Terrific art and diverse movement mechanics make it a pleasure to explore the exciting world of Capsized.
- Richly detailed environments are captivating
- A lot of fun ways to move around
- Physics allow for creativity.
- Problematic cooperative play
- No online leaderboards.
The thrill of exploration and the desire to experience new things are two of the driving motivations that have fueled humanity's endeavors for thousands of years. For ages, this involved such dangerous acts as going to sea or tasting a new food described only as "Trust me," but nowadays all you need is the right machine and some money in your pocket. For the reasonable price of $9.99, Capsized takes you to a fertile alien world bursting with eye-catching vegetation and populated by a diverse range of unusual creatures, many of which want to kill you. To survive, you must fend off your assailants with powerful firearms, as well as master the mechanics of moving through this strange two-dimensional landscape. The locomotion tools encourage experimentation, and it's a joy to jump, fly, swing, and rocket your way through each level. Getting a feel for how to manipulate objects in order to solve puzzles and kill enemies is also a blast, and by the end of the campaign, you'll be eager to jump back into earlier levels and get even more creative with your hard-earned skills. The physics system behind this fun is prone to occasional hiccups, and there are other minor issues that crop up in the arcade modes (co-op is a bit wonky), but these are small matters compared to the immense satisfaction of adventuring through this beautiful and deadly world.

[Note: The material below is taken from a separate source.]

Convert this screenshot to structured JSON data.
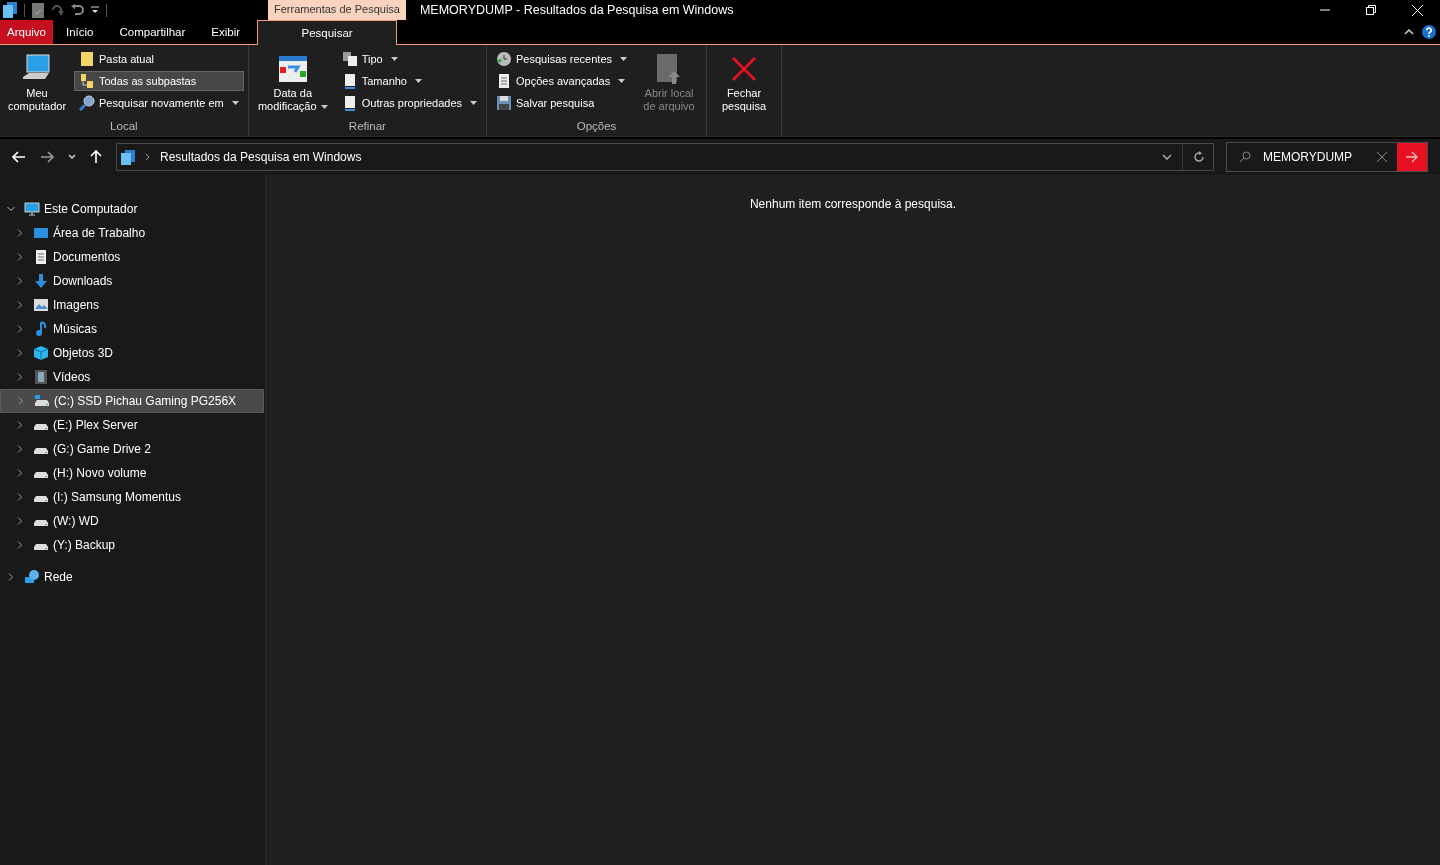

The situation is straightforward: your spaceship has crashed on an alien planet, and as one of the few survivors, you must locate crew members, call for help, and get yourself rescued. To accomplish all this, you must set off into the jungles of this lush world, which are an absolute treat for the eyes. The ground you walk across is a detailed mosaic of rocks and plants that come in many shapes and sizes. Small fungal bulbs, long dangling vines, and a rich variety of growths that wouldn't look out of place in a coral reef cover the landscape. There are also harmless creatures that stalk through the near background, grazing in the undergrowth or fluttering through the air. Faded scenery in the deep background creates a nice sense of depth, and the quality of sunlight changes to reflect how deep below the canopy you are. Eerie, atmospheric music adds a wonderful dimension to the alien ambience, and this artfully realized world continues to reveal lovely details even after hours of playing, making it a pleasure to explore these exotic environments.

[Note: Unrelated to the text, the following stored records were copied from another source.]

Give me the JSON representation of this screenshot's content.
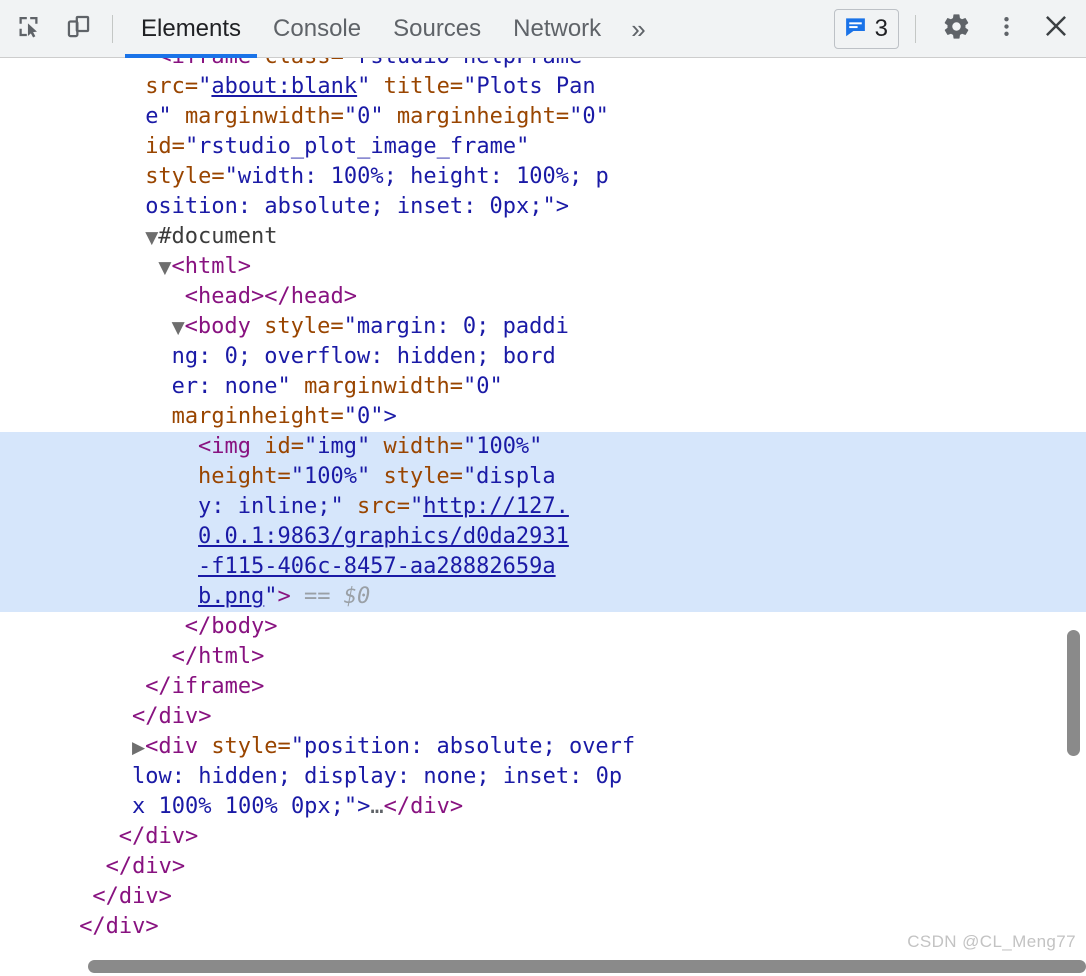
{
  "toolbar": {
    "inspect_icon": "inspect-element-icon",
    "device_icon": "device-toolbar-icon",
    "tabs": [
      {
        "label": "Elements",
        "active": true
      },
      {
        "label": "Console",
        "active": false
      },
      {
        "label": "Sources",
        "active": false
      },
      {
        "label": "Network",
        "active": false
      }
    ],
    "more_tabs_label": "»",
    "issues": {
      "icon": "issues-message-icon",
      "count": "3",
      "color": "#1a73e8"
    },
    "settings_icon": "gear-icon",
    "menu_icon": "kebab-menu-icon",
    "close_icon": "close-icon",
    "active_tab_underline_color": "#1a73e8",
    "background": "#f1f3f4"
  },
  "dom": {
    "selection_highlight_color": "#d6e6fb",
    "colors": {
      "tag": "#881280",
      "attribute": "#994500",
      "value": "#1a1aa6",
      "link": "#1a1aa6",
      "dollar_zero": "#9aa0a6"
    },
    "lines": [
      {
        "id": "l0",
        "clipped": true,
        "indent": 12,
        "parts": [
          {
            "t": "tag",
            "s": "<iframe"
          },
          {
            "t": "plain",
            "s": " "
          },
          {
            "t": "attr",
            "s": "class="
          },
          {
            "t": "val",
            "s": "\"rstudio helpFrame"
          }
        ]
      },
      {
        "id": "l1",
        "indent": 11,
        "parts": [
          {
            "t": "attr",
            "s": "src="
          },
          {
            "t": "val",
            "s": "\""
          },
          {
            "t": "link",
            "s": "about:blank"
          },
          {
            "t": "val",
            "s": "\""
          },
          {
            "t": "plain",
            "s": " "
          },
          {
            "t": "attr",
            "s": "title="
          },
          {
            "t": "val",
            "s": "\"Plots Pan"
          }
        ]
      },
      {
        "id": "l2",
        "indent": 11,
        "parts": [
          {
            "t": "val",
            "s": "e\""
          },
          {
            "t": "plain",
            "s": " "
          },
          {
            "t": "attr",
            "s": "marginwidth="
          },
          {
            "t": "val",
            "s": "\"0\""
          },
          {
            "t": "plain",
            "s": " "
          },
          {
            "t": "attr",
            "s": "marginheight="
          },
          {
            "t": "val",
            "s": "\"0\""
          }
        ]
      },
      {
        "id": "l3",
        "indent": 11,
        "parts": [
          {
            "t": "attr",
            "s": "id="
          },
          {
            "t": "val",
            "s": "\"rstudio_plot_image_frame\""
          }
        ]
      },
      {
        "id": "l4",
        "indent": 11,
        "parts": [
          {
            "t": "attr",
            "s": "style="
          },
          {
            "t": "val",
            "s": "\"width: 100%; height: 100%; p"
          }
        ]
      },
      {
        "id": "l5",
        "indent": 11,
        "parts": [
          {
            "t": "val",
            "s": "osition: absolute; inset: 0px;\">"
          }
        ]
      },
      {
        "id": "l6",
        "indent": 11,
        "twisty": "down",
        "parts": [
          {
            "t": "doc",
            "s": "#document"
          }
        ]
      },
      {
        "id": "l7",
        "indent": 12,
        "twisty": "down",
        "parts": [
          {
            "t": "tag",
            "s": "<html>"
          }
        ]
      },
      {
        "id": "l8",
        "indent": 14,
        "parts": [
          {
            "t": "tag",
            "s": "<head></head>"
          }
        ]
      },
      {
        "id": "l9",
        "indent": 13,
        "twisty": "down",
        "parts": [
          {
            "t": "tag",
            "s": "<body"
          },
          {
            "t": "plain",
            "s": " "
          },
          {
            "t": "attr",
            "s": "style="
          },
          {
            "t": "val",
            "s": "\"margin: 0; paddi"
          }
        ]
      },
      {
        "id": "l10",
        "indent": 13,
        "parts": [
          {
            "t": "val",
            "s": "ng: 0; overflow: hidden; bord"
          }
        ]
      },
      {
        "id": "l11",
        "indent": 13,
        "parts": [
          {
            "t": "val",
            "s": "er: none\""
          },
          {
            "t": "plain",
            "s": " "
          },
          {
            "t": "attr",
            "s": "marginwidth="
          },
          {
            "t": "val",
            "s": "\"0\""
          }
        ]
      },
      {
        "id": "l12",
        "indent": 13,
        "parts": [
          {
            "t": "attr",
            "s": "marginheight="
          },
          {
            "t": "val",
            "s": "\"0\">"
          }
        ]
      },
      {
        "id": "l13",
        "indent": 15,
        "selected": true,
        "parts": [
          {
            "t": "tag",
            "s": "<img"
          },
          {
            "t": "plain",
            "s": " "
          },
          {
            "t": "attr",
            "s": "id="
          },
          {
            "t": "val",
            "s": "\"img\""
          },
          {
            "t": "plain",
            "s": " "
          },
          {
            "t": "attr",
            "s": "width="
          },
          {
            "t": "val",
            "s": "\"100%\""
          }
        ]
      },
      {
        "id": "l14",
        "indent": 15,
        "selected": true,
        "parts": [
          {
            "t": "attr",
            "s": "height="
          },
          {
            "t": "val",
            "s": "\"100%\""
          },
          {
            "t": "plain",
            "s": " "
          },
          {
            "t": "attr",
            "s": "style="
          },
          {
            "t": "val",
            "s": "\"displa"
          }
        ]
      },
      {
        "id": "l15",
        "indent": 15,
        "selected": true,
        "parts": [
          {
            "t": "val",
            "s": "y: inline;\""
          },
          {
            "t": "plain",
            "s": " "
          },
          {
            "t": "attr",
            "s": "src="
          },
          {
            "t": "val",
            "s": "\""
          },
          {
            "t": "link",
            "s": "http://127."
          }
        ]
      },
      {
        "id": "l16",
        "indent": 15,
        "selected": true,
        "parts": [
          {
            "t": "link",
            "s": "0.0.1:9863/graphics/d0da2931"
          }
        ]
      },
      {
        "id": "l17",
        "indent": 15,
        "selected": true,
        "parts": [
          {
            "t": "link",
            "s": "-f115-406c-8457-aa28882659a"
          }
        ]
      },
      {
        "id": "l18",
        "indent": 15,
        "selected": true,
        "parts": [
          {
            "t": "link",
            "s": "b.png"
          },
          {
            "t": "val",
            "s": "\""
          },
          {
            "t": "tag",
            "s": ">"
          },
          {
            "t": "plain",
            "s": " "
          },
          {
            "t": "dollar",
            "s": "== $0"
          }
        ]
      },
      {
        "id": "l19",
        "indent": 14,
        "parts": [
          {
            "t": "tag",
            "s": "</body>"
          }
        ]
      },
      {
        "id": "l20",
        "indent": 13,
        "parts": [
          {
            "t": "tag",
            "s": "</html>"
          }
        ]
      },
      {
        "id": "l21",
        "indent": 11,
        "parts": [
          {
            "t": "tag",
            "s": "</iframe>"
          }
        ]
      },
      {
        "id": "l22",
        "indent": 10,
        "parts": [
          {
            "t": "tag",
            "s": "</div>"
          }
        ]
      },
      {
        "id": "l23",
        "indent": 10,
        "twisty": "right",
        "parts": [
          {
            "t": "tag",
            "s": "<div"
          },
          {
            "t": "plain",
            "s": " "
          },
          {
            "t": "attr",
            "s": "style="
          },
          {
            "t": "val",
            "s": "\"position: absolute; overf"
          }
        ]
      },
      {
        "id": "l24",
        "indent": 10,
        "parts": [
          {
            "t": "val",
            "s": "low: hidden; display: none; inset: 0p"
          }
        ]
      },
      {
        "id": "l25",
        "indent": 10,
        "parts": [
          {
            "t": "val",
            "s": "x 100% 100% 0px;\">"
          },
          {
            "t": "ellip",
            "s": "…"
          },
          {
            "t": "tag",
            "s": "</div>"
          }
        ]
      },
      {
        "id": "l26",
        "indent": 9,
        "parts": [
          {
            "t": "tag",
            "s": "</div>"
          }
        ]
      },
      {
        "id": "l27",
        "indent": 8,
        "parts": [
          {
            "t": "tag",
            "s": "</div>"
          }
        ]
      },
      {
        "id": "l28",
        "indent": 7,
        "parts": [
          {
            "t": "tag",
            "s": "</div>"
          }
        ]
      },
      {
        "id": "l29",
        "indent": 6,
        "parts": [
          {
            "t": "tag",
            "s": "</div>"
          }
        ]
      }
    ]
  },
  "scrollbars": {
    "vertical": {
      "name": "vertical-scrollbar"
    },
    "horizontal": {
      "name": "horizontal-scrollbar"
    }
  },
  "watermark": {
    "text": "CSDN @CL_Meng77"
  }
}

To traverse these beautiful yet treacherous lands, you must make good use of your varied skill set. You walk at a moderate pace and jump many times your own height, thanks to the relatively low gravitational pull. This also means that when you jump into a wall, you can hang there indefinitely by holding the directional key toward the surface. You can use this trick to jump up walls as well, and this vertical mobility makes you feel nimbler than the average spaceman. The jetpack is another way to reach high places and gives you the freedom of flight as long as you can find the supplies to fuel it. Your gun plays a role in locomotion too. It's equipped with a gravity ram that shoots a short burst of force that violently propels you away from any surface, object, or enemy that you are close to. Point it at the ground, and it flings you into the air much higher than you can jump. Point it at a wall, and you can jet across a chasm to a far ledge. Shoot an object, and depending on its properties, it might zip forward (small rock), shoot you backward (big rock), or possibly even crumble to pieces (boxes and wood structures). Some enemies can be killed outright with the gravity ram, while others are too tough, and blasting them can send you rocketing backward like an inkless squid.
Your final movement tool is a hook that you can shoot in any direction. This hook is attached to your body by a kind of laser elastic and when it hits a surface or an object, it latches on and the elastic begins to contract. You can use it to drag yourself up to a platform or onto a wall. You can also swing through the air like Tarzan and use the elasticity to slingshot yourself to great heights. Furthermore, this tool lets you interact with enemies and objects in some neat ways. Hook an enemy, and you zip together for some close-quarters combat (protip: equip the flamethrower). Latch onto a large object, and you can drag it around, maybe removing a barrier or triggering a button. Snag a smaller object, and a force field encircles it. This means that not only can you carry it with you and move it around at will, but once you disengage the hook, you gravity-ram the object in whatever direction you aim. Quick-moving objects have destructive potential, and you can use them to damage enemies or break barriers.
Between the hook, the gravity ram, the jetpack, and your clinging jump ability, Capsized gives you an impressively diverse array of locomotion tools. It's possible to make it through the game relying on only some of them, but you'd be missing out on so many delightful possibilities. Sure, you could burn a bunch of jetpack fuel to reach a high platform, but you could also climb a nearby wall and then gravity-ram yourself into space, deploy your hook to the ceiling, and gracefully swing up there. You can cling to a wall to avoid falling a long distance, but if you stay in the dive and shoot your hook once you've got a good head of steam, you can launch far beyond where you initially fell from. Finding out new ways to take advantage of your abilities makes exploring levels that much more exploratory, and the different sensations of movement combine in gratifying and invigorating ways.